Data entries
☆ ☆ ☆ ☆ ☆
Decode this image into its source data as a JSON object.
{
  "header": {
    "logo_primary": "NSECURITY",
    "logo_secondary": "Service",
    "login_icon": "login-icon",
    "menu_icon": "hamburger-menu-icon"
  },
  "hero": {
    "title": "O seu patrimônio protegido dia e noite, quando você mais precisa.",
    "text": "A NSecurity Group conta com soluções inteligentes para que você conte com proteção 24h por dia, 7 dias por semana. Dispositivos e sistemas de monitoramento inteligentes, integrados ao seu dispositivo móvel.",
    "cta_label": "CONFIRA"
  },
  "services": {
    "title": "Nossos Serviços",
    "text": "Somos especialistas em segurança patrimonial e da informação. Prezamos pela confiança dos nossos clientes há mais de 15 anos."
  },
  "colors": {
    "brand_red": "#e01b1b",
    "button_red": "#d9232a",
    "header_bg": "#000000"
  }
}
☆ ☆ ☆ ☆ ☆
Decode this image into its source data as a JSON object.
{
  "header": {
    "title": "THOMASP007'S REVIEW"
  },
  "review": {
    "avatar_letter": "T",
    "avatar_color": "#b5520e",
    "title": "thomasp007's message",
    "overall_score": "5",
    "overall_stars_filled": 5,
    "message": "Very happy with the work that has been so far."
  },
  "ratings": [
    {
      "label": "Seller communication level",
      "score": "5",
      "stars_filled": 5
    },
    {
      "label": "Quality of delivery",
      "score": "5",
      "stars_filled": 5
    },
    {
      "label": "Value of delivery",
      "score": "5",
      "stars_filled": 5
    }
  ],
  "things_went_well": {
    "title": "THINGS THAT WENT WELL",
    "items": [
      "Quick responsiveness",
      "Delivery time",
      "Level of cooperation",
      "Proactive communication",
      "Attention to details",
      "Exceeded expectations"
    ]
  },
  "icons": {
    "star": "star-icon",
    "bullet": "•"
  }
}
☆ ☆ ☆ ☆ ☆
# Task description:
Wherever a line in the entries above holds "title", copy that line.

# Completed task:
    "title": "O seu patrimônio protegido dia e noite, quando você mais precisa.",
    "title": "Nossos Serviços",
    "title": "THOMASP007'S REVIEW"
    "title": "thomasp007's message",
    "title": "THINGS THAT WENT WELL",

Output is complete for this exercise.